### Work instruction
In the material below, find each line with the word "based" and list it.

### Dataset records
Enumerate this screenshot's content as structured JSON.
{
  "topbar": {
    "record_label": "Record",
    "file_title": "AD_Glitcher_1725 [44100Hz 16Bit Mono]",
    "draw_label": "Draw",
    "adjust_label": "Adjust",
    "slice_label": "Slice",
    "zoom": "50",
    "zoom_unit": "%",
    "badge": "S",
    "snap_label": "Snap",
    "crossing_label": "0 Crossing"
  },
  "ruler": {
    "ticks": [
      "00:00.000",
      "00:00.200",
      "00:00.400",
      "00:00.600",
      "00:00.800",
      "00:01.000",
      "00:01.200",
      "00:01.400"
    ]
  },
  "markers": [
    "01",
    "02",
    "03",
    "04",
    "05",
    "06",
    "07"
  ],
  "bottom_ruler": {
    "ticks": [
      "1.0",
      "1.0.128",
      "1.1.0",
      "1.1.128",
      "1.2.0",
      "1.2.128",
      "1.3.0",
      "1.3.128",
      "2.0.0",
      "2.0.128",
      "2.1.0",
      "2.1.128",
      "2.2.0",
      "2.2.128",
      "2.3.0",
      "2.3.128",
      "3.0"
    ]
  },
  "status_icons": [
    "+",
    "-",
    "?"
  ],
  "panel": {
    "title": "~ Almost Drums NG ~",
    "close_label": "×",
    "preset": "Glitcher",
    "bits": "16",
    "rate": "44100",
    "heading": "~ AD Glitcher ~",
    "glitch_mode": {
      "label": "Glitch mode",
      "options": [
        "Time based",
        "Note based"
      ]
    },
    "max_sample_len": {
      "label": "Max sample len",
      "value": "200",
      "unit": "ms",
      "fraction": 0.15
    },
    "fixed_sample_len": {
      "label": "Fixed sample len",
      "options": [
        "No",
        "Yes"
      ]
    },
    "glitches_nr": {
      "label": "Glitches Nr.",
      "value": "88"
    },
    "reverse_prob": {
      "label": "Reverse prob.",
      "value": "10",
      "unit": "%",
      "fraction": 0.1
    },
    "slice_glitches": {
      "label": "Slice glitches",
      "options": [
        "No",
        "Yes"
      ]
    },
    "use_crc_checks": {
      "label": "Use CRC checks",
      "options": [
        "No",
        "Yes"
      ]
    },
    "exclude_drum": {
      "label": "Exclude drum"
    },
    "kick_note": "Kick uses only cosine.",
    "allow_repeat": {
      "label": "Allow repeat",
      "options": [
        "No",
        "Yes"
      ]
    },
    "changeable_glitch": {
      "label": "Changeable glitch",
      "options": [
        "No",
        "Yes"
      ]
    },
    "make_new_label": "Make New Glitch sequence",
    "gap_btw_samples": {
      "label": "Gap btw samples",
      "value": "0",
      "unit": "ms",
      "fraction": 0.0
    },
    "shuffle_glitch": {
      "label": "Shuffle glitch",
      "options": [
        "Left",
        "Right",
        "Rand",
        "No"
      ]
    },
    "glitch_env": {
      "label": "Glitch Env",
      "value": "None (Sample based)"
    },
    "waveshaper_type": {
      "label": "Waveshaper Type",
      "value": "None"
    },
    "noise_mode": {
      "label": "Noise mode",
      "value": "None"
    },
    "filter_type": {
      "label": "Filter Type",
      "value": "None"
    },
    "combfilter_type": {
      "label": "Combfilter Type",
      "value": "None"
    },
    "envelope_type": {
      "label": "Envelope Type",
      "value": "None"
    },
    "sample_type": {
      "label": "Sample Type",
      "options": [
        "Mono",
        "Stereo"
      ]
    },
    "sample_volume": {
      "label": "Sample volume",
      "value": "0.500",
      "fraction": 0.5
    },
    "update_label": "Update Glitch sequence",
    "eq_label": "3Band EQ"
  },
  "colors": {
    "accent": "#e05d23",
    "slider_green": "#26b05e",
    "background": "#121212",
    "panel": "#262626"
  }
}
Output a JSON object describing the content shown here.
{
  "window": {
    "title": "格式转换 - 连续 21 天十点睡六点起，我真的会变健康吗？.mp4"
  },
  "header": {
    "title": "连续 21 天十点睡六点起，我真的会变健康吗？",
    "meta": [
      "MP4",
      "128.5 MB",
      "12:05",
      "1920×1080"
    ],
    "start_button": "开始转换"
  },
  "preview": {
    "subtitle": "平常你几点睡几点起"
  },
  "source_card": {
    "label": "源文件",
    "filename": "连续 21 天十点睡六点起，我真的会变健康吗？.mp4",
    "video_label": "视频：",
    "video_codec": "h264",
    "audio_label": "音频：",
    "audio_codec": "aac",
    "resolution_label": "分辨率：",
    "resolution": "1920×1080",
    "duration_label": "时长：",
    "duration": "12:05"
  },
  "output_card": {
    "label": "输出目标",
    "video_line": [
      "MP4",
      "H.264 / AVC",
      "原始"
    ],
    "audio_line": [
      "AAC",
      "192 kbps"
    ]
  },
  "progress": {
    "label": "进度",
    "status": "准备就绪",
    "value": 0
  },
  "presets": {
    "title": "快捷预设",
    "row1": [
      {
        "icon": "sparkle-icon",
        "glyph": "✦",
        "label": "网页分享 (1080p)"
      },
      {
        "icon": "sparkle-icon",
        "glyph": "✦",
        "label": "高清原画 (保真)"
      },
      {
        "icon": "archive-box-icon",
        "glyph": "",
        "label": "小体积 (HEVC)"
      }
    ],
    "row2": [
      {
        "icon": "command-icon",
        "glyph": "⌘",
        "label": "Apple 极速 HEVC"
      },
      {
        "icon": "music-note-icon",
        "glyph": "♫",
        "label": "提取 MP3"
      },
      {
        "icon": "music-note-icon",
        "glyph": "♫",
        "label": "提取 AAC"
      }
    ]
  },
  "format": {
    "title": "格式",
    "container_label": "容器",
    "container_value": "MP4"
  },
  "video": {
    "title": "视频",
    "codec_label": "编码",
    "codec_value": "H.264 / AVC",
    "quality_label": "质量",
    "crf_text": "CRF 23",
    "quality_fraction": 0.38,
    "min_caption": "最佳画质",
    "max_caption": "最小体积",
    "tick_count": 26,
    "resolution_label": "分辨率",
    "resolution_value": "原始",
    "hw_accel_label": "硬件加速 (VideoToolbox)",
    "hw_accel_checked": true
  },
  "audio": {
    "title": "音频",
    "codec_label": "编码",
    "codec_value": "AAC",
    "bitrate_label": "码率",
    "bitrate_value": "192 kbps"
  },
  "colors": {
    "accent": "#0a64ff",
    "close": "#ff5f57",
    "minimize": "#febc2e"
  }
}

### Problem solution
        "Time based",
        "Note based"
      "value": "None (Sample based)"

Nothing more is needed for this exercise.